#### Activity:
Retype the entries exactly. Include every line.

(Data records)
┌────────

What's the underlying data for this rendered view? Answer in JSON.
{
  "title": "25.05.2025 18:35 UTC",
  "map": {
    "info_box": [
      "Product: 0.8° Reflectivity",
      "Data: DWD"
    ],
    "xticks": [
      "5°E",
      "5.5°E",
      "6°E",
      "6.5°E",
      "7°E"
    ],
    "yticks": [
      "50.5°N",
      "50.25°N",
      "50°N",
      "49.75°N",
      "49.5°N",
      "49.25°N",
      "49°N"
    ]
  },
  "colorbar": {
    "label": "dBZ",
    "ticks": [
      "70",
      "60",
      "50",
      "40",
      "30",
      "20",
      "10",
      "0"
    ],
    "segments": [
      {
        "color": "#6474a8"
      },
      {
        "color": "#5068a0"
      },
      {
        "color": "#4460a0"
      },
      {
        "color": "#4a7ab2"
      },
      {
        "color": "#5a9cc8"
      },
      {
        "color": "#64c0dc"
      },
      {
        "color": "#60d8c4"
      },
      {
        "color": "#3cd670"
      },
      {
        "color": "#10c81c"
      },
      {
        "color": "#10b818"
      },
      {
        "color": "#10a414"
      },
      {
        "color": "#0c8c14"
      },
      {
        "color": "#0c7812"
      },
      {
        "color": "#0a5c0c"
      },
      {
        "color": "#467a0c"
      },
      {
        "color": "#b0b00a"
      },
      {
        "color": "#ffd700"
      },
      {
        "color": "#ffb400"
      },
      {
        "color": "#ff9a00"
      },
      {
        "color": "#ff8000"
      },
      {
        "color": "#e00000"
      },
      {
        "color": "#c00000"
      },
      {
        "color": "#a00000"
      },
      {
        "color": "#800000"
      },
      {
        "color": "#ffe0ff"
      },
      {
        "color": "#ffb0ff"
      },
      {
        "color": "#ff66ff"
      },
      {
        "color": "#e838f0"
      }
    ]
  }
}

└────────

#### Answer to the problem:
What's the underlying data for this rendered view? Answer in JSON.
{
  "title": "25.05.2025 18:35 UTC",
  "map": {
    "info_box": [
      "Product: 0.8° Reflectivity",
      "Data: DWD"
    ],
    "xticks": [
      "5°E",
      "5.5°E",
      "6°E",
      "6.5°E",
      "7°E"
    ],
    "yticks": [
      "50.5°N",
      "50.25°N",
      "50°N",
      "49.75°N",
      "49.5°N",
      "49.25°N",
      "49°N"
    ]
  },
  "colorbar": {
    "label": "dBZ",
    "ticks": [
      "70",
      "60",
      "50",
      "40",
      "30",
      "20",
      "10",
      "0"
    ],
    "segments": [
      {
        "color": "#6474a8"
      },
      {
        "color": "#5068a0"
      },
      {
        "color": "#4460a0"
      },
      {
        "color": "#4a7ab2"
      },
      {
        "color": "#5a9cc8"
      },
      {
        "color": "#64c0dc"
      },
      {
        "color": "#60d8c4"
      },
      {
        "color": "#3cd670"
      },
      {
        "color": "#10c81c"
      },
      {
        "color": "#10b818"
      },
      {
        "color": "#10a414"
      },
      {
        "color": "#0c8c14"
      },
      {
        "color": "#0c7812"
      },
      {
        "color": "#0a5c0c"
      },
      {
        "color": "#467a0c"
      },
      {
        "color": "#b0b00a"
      },
      {
        "color": "#ffd700"
      },
      {
        "color": "#ffb400"
      },
      {
        "color": "#ff9a00"
      },
      {
        "color": "#ff8000"
      },
      {
        "color": "#e00000"
      },
      {
        "color": "#c00000"
      },
      {
        "color": "#a00000"
      },
      {
        "color": "#800000"
      },
      {
        "color": "#ffe0ff"
      },
      {
        "color": "#ffb0ff"
      },
      {
        "color": "#ff66ff"
      },
      {
        "color": "#e838f0"
      }
    ]
  }
}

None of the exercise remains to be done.